- **YOUR OBJECTIVE**
Which lines run from the one containing "Output a JSON" to the end of the entries? Copy them exactly, both ends included, and give nothing else.

- **INFORMATION**
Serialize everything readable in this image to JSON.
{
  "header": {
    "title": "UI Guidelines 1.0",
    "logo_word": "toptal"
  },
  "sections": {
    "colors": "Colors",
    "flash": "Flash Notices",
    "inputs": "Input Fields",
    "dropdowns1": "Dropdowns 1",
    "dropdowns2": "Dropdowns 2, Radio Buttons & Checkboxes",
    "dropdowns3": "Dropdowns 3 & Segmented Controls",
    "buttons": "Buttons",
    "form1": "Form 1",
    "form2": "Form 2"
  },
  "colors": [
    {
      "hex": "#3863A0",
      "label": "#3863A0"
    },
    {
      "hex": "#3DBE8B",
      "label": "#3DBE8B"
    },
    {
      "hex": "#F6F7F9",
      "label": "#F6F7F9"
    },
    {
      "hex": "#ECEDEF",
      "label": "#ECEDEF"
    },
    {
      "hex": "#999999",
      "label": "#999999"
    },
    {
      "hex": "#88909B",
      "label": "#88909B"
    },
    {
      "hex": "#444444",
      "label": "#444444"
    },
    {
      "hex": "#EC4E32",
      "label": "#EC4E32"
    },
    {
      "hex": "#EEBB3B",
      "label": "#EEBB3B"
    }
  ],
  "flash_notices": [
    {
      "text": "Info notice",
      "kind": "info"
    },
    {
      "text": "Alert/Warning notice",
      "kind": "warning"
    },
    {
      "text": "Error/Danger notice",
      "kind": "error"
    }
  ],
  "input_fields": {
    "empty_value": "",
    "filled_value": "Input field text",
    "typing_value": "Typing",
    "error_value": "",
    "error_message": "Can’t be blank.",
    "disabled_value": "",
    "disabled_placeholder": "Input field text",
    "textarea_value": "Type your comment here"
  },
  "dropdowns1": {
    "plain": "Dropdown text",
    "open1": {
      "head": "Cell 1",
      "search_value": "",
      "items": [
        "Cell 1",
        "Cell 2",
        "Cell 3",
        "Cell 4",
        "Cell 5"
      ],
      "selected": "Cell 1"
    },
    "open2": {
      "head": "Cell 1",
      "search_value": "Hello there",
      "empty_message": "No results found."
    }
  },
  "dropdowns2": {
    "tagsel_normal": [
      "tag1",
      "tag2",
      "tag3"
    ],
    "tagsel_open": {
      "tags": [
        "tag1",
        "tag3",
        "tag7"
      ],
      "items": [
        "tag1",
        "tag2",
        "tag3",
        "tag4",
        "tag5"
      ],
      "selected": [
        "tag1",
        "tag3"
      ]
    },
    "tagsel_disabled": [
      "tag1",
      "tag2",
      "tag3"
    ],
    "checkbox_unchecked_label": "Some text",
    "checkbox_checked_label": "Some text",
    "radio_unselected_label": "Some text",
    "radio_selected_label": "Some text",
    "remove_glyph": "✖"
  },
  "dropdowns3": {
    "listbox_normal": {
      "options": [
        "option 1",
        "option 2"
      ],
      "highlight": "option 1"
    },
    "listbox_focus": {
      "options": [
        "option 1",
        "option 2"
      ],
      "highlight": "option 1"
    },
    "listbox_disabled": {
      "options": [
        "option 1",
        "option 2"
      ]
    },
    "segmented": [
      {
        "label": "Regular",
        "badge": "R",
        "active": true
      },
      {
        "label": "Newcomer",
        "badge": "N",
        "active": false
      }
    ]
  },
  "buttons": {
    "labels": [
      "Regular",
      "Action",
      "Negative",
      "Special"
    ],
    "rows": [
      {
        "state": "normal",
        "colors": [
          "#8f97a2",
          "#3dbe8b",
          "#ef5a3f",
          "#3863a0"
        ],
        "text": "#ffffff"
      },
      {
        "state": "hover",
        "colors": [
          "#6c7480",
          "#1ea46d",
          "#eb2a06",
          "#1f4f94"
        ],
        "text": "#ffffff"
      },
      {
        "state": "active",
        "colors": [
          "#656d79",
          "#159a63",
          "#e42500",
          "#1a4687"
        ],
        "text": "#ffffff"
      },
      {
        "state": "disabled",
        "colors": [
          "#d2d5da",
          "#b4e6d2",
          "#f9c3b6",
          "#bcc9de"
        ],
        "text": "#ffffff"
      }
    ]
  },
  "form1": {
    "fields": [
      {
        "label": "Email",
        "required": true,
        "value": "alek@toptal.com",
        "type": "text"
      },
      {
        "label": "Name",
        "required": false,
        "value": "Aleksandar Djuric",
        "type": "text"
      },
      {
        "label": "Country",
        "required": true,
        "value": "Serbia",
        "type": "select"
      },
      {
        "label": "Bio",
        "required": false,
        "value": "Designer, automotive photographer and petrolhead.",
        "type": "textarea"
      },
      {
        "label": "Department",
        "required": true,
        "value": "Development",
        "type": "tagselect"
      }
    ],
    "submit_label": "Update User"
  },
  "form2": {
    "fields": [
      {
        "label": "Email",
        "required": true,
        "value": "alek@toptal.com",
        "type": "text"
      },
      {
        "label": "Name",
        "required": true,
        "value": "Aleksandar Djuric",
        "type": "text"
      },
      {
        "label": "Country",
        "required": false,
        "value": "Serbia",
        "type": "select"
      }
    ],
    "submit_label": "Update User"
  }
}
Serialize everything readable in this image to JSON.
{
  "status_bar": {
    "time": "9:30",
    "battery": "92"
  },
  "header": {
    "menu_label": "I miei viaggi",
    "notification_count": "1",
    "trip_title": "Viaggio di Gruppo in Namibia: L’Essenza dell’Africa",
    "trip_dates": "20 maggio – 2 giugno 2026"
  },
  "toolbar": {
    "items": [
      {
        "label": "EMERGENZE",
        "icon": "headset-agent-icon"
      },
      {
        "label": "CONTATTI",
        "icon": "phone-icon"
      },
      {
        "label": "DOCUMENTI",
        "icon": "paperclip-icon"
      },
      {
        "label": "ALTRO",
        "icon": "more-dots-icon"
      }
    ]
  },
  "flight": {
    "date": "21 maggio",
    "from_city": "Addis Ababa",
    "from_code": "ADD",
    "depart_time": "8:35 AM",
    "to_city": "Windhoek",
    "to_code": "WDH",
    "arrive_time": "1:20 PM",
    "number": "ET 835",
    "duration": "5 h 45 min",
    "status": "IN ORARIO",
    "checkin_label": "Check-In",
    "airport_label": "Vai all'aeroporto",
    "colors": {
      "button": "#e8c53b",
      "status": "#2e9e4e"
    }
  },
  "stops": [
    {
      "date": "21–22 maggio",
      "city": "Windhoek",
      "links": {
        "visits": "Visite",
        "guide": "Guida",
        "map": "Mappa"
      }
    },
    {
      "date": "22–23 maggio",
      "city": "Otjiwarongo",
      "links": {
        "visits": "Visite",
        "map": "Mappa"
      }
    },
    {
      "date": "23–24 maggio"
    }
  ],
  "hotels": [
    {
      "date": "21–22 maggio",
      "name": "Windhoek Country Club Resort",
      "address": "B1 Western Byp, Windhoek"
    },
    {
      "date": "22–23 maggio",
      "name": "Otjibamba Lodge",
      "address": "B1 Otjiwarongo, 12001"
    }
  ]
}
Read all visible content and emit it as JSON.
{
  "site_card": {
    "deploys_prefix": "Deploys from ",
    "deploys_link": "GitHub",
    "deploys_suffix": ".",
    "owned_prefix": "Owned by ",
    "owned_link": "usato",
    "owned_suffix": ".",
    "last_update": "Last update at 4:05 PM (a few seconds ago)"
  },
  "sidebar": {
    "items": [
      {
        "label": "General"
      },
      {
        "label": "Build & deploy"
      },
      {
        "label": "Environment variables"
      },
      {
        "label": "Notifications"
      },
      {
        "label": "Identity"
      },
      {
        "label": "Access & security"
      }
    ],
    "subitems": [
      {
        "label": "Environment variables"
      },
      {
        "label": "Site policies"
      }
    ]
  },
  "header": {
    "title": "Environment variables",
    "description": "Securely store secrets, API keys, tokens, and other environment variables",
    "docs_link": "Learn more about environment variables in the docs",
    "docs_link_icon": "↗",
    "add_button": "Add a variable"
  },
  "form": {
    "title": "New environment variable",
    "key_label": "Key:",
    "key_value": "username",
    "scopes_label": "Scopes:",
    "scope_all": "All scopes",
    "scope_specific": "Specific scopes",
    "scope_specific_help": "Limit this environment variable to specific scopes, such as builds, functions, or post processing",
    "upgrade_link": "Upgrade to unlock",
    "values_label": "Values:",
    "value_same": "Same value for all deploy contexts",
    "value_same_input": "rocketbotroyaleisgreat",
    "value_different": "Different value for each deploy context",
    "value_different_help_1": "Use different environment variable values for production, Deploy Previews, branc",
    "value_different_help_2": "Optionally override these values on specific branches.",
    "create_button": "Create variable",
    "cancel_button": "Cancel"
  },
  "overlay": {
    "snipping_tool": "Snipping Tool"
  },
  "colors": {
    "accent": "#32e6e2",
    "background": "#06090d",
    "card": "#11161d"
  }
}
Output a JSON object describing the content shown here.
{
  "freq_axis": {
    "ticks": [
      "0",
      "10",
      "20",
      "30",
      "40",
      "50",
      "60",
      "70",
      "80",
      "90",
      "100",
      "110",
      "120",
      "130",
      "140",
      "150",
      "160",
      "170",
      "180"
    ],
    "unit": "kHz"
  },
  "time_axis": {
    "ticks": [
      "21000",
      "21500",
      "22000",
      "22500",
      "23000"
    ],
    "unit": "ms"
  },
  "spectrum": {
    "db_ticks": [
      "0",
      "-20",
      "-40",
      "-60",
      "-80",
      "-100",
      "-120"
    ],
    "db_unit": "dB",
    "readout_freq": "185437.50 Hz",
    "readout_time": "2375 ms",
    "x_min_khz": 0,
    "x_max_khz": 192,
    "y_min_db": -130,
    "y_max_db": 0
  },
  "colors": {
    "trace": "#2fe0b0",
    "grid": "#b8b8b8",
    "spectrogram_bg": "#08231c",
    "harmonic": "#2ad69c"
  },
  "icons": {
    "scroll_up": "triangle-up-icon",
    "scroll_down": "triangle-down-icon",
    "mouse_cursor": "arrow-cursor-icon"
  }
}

- **RESPONSE TO THIS TASK**
Output a JSON object describing the content shown here.
{
  "freq_axis": {
    "ticks": [
      "0",
      "10",
      "20",
      "30",
      "40",
      "50",
      "60",
      "70",
      "80",
      "90",
      "100",
      "110",
      "120",
      "130",
      "140",
      "150",
      "160",
      "170",
      "180"
    ],
    "unit": "kHz"
  },
  "time_axis": {
    "ticks": [
      "21000",
      "21500",
      "22000",
      "22500",
      "23000"
    ],
    "unit": "ms"
  },
  "spectrum": {
    "db_ticks": [
      "0",
      "-20",
      "-40",
      "-60",
      "-80",
      "-100",
      "-120"
    ],
    "db_unit": "dB",
    "readout_freq": "185437.50 Hz",
    "readout_time": "2375 ms",
    "x_min_khz": 0,
    "x_max_khz": 192,
    "y_min_db": -130,
    "y_max_db": 0
  },
  "colors": {
    "trace": "#2fe0b0",
    "grid": "#b8b8b8",
    "spectrogram_bg": "#08231c",
    "harmonic": "#2ad69c"
  },
  "icons": {
    "scroll_up": "triangle-up-icon",
    "scroll_down": "triangle-down-icon",
    "mouse_cursor": "arrow-cursor-icon"
  }
}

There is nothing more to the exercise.